Businesses are continually striving to enhance operational efficiency, remain competitive, and manage overheads. To accomplish this, many have opted for increased engagement with third-party entities such as suppliers, vendors, and consultants. The underlying goal is to allocate more valuable tasks to in-house teams, share risk, improve cost-efficiency, and ultimately gain a competitive advantage.
Nonetheless, this increasing reliance on external parties is accompanied by its unique set of challenges. With new privacy regulations compelling businesses to identify and control any risks arising from third-party engagements, the traditional, contractual security measures are proving inadequate.
To illustrate the hurdles facing businesses in their third-party risk management efforts, let’s consider the outcomes of recent interactive sessions we held, which involved diverse representatives from various industries and business sizes. They revealed several shared struggles:
- Process Inefficiency: Existing third-party security measures are predominantly manual, complex, and time-intensive. Vendor communication often requires repeated follow-ups, causing delay in service and product procurement and subsequently affecting consumer experiences. Additionally, inconsistent vendor assessment questionnaires further complicate the process, often leading to vendor dissatisfaction due to irrelevant queries.

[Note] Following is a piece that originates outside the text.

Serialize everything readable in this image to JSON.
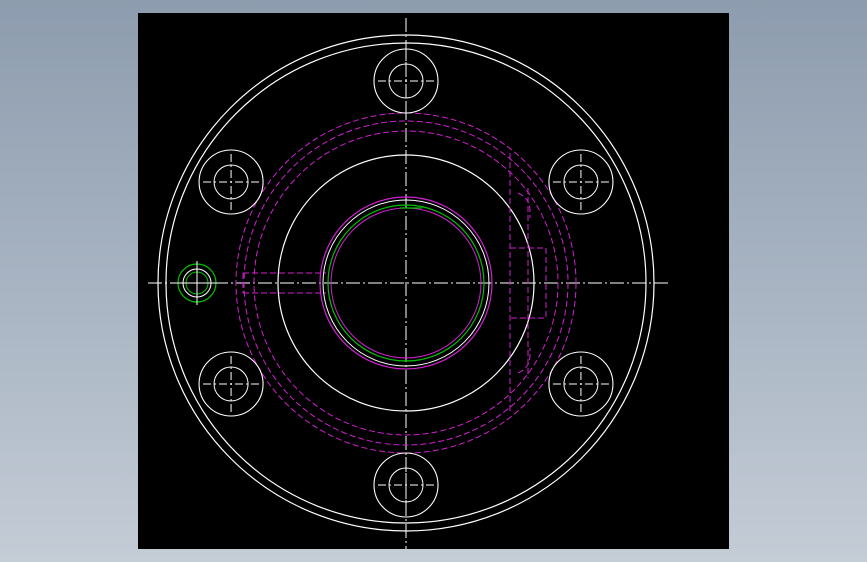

- Operational Silos: Third-party security and procurement are intricately connected yet often work in isolation due to different reporting lines. The absence of collaboration between these teams can lead to the overlooking of crucial security provisions in vendor contracts, creating enforcement challenges. Multiple vendor entries across the organization also burden the security team and potentially result in confusion.
- Inconsistent Assessments: With the increasing number of vendors and new regulatory mandates requiring reassessments, maintaining consistency across vendor evaluations is becoming challenging for organizations. As documentation increases, it is difficult to scrutinize all vendors effectively and equally.
The Promise of AI in Third-Party Risk Management
As organizations strive to manage the cybersecurity risks posed by third-party interactions, they already possess several solutions and a wealth of data. What’s missing, however, is a mechanism to consolidate these disparate data sources and automate mundane tasks. Enter Artificial Intelligence (AI) – the technology that promises to revolutionize third-party risk management.
On a foundational level, an AI digital worker could serve as the first point of contact for the third-party security process. It could address basic inquiries from internal teams and streamline the onboarding process of new vendors. With sophisticated AI functionalities and Natural Language Understanding (NLU), this digital worker could simplify the vendor validation process by eliciting task-specific information from users.
The digital worker would then route this entry to the third-party security team for comprehensive scrutiny. Furthermore, it could handle contractual queries and tackle issues discovered during the vendor assessment phase.
The AI digital worker’s role could extend to manage direct vendor communications. Advanced digital workers are now capable enough to ask tailored follow-up questions based on the vendor’s services, previous issues, and experiences with similar vendors. This leads to a highly personalized questionnaire that aligns with the unique vendor relationship.
Building a Business Case for AI in Third-Party Risk Management
Investing in AI for third-party risk management should address both qualitative and quantitative aspects. Given the vast number of third-party entities and the associated data, managing risks effectively has become a daunting task for even the most established risk management programs.
Introducing an AI digital worker not only increases efficiency but also provides immense value in processing large datasets, generating actionable insights, and shifting focus from repetitive tasks to key risk areas. A compelling business case for AI would emphasize the ROI, highlighting the anticipated benefits from streamlined workflows, automated efficiencies, reduced overheads, and a simplified approach to long-term third-party relationship management.
In essence, deploying AI digital workers in third-party risk management can lead to reduced operational costs, enhanced risk mitigation, and decreased overhead expenditure. Furthermore, the saved resources can be diverted to further develop the organization’s third-party security program.
In upcoming posts, we will delve into the specific advantages of AI in third-party risk management. We aim to provide organizations with the necessary insights and data to build a robust business case for integrating AI digital workers into their third-party risk management landscape.
Third-Party Risk Management is difficult if the right software isn’t in place to manage your organization’s data. Learn more about Third-Party Risk Management on Connected Risk™ here, or by filling out the form below to learn more about it from one of our qualified solutions experts.